*Task details*: Report each line of the entries that includes "объекта" by copying it.

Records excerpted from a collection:
[Start of section]
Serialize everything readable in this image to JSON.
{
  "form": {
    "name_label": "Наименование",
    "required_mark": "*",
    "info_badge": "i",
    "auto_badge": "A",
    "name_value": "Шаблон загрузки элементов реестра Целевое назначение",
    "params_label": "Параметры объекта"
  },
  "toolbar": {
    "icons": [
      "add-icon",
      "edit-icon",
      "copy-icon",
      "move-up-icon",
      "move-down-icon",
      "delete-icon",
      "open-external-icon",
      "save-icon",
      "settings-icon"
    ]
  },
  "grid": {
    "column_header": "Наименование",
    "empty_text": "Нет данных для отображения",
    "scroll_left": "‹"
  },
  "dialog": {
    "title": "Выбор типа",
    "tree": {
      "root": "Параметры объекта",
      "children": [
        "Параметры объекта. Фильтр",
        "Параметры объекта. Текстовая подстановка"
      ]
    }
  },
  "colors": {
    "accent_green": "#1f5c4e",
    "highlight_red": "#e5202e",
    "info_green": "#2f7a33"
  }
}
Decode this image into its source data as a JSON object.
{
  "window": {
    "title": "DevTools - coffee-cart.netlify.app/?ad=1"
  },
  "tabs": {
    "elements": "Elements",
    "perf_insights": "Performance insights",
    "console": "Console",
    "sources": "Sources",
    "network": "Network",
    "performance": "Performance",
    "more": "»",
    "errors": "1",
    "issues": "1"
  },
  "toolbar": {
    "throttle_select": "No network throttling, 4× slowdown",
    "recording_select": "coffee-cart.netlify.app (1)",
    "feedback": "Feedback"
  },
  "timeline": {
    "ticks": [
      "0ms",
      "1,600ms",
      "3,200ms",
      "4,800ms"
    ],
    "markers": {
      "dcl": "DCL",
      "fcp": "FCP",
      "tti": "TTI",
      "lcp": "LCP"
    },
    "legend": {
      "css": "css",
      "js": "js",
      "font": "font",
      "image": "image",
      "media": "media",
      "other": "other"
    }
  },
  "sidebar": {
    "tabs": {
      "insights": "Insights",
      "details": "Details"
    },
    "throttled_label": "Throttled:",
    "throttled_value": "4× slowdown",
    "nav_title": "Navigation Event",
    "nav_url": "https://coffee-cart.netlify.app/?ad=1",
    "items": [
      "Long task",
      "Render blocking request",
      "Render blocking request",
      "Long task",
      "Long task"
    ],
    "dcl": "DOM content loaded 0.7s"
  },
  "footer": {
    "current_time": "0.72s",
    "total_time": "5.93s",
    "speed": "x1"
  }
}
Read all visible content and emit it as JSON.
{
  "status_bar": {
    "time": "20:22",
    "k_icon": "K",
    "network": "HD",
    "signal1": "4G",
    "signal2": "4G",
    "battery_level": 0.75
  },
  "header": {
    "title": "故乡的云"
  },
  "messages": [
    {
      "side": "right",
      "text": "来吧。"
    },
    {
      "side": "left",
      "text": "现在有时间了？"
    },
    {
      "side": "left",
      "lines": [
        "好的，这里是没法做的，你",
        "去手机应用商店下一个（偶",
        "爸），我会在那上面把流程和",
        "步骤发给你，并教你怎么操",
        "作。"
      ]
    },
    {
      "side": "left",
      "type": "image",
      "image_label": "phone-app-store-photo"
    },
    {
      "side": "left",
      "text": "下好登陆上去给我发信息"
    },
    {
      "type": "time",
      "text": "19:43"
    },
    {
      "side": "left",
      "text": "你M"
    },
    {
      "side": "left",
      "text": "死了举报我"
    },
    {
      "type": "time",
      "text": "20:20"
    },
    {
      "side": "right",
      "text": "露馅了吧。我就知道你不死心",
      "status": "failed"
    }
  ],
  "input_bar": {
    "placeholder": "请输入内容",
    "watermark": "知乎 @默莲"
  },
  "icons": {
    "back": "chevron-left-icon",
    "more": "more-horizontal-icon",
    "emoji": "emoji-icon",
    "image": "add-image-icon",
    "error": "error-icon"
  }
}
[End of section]
*Output below*:
    "params_label": "Параметры объекта"
      "root": "Параметры объекта",
        "Параметры объекта. Фильтр",
        "Параметры объекта. Текстовая подстановка"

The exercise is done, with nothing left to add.